Committee: Chair: Dr. David Ku, (ME, BioE) Georgia Institute of Technology
Dr. Nick Willett (BME, BioE, Department of Orthopedics) Emory University, Georgia Institute of Technology
Dr. Joseph Williams (Department of Surgery) Emory University
Design of Maxillofacial Implants for Cosmetic and Reconstructive Procedures
Maxillofacial surgery can be used to help appearance and restore function. Often there is a need to provide additional volume with soft tissue properties. This works explores the use of a new biomaterial invented at GT with soft tissue properties as possible maxillofacial implants to provide volume. The implants are for restoring speech function in cleft palate patients presenting velopharyngeal insufficiency and providing volume to reduce the nasolabial folds in order to create a more youthful appearance.
We have developed facial implants for the nasolabial fold and lip plumping to address low efficiency of the current methods employed for dermal fillers by providing both long-term usage as well as removability. Furthermore, an insertion method and insertion tools were developed to facilitate the implantation for the surgeons.

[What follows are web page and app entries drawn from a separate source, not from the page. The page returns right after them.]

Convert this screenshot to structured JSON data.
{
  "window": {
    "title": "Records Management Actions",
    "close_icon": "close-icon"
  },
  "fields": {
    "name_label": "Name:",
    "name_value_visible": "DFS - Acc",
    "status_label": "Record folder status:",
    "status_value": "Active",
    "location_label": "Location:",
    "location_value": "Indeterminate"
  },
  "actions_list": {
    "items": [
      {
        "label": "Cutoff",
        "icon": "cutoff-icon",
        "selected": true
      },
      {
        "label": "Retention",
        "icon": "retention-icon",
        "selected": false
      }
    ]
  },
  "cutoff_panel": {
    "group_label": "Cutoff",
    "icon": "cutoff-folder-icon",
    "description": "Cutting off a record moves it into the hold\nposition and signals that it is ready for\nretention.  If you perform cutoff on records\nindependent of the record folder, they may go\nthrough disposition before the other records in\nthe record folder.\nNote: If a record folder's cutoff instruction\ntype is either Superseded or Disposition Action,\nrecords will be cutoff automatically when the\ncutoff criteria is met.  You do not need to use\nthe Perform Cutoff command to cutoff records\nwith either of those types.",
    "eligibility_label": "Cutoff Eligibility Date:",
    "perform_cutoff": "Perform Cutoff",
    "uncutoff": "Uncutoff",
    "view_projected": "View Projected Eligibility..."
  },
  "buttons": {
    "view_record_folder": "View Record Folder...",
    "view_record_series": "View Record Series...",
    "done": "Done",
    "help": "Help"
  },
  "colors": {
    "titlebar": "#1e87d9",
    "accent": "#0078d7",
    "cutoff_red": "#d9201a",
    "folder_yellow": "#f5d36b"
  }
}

Regarding the reconstructive aspects of the maxillofacial implants, we have developed a pharyngeal implant aiming to reduce the gap between the pharyngeal implant and the velum (soft palate) of 20% of patients presenting a cleft palate. This implant will allow the care team to delay the palatoplasty in order to not hinder palatal growth in patients. The material used for the implants can also be used to better the current obturators by replacing the acrylic, posterior portion. The main current obturators are the nance obturator and custom acrylic obturators, deemed uncomfortable for the patients due to the hardness of the material. The design process for the implants and the novel obturator involved the optimization of material and shape, taking into consideration mechanical properties of the implants’ surrounding tissues, the anatomy of each feature being enhanced as well as potential implantation modes.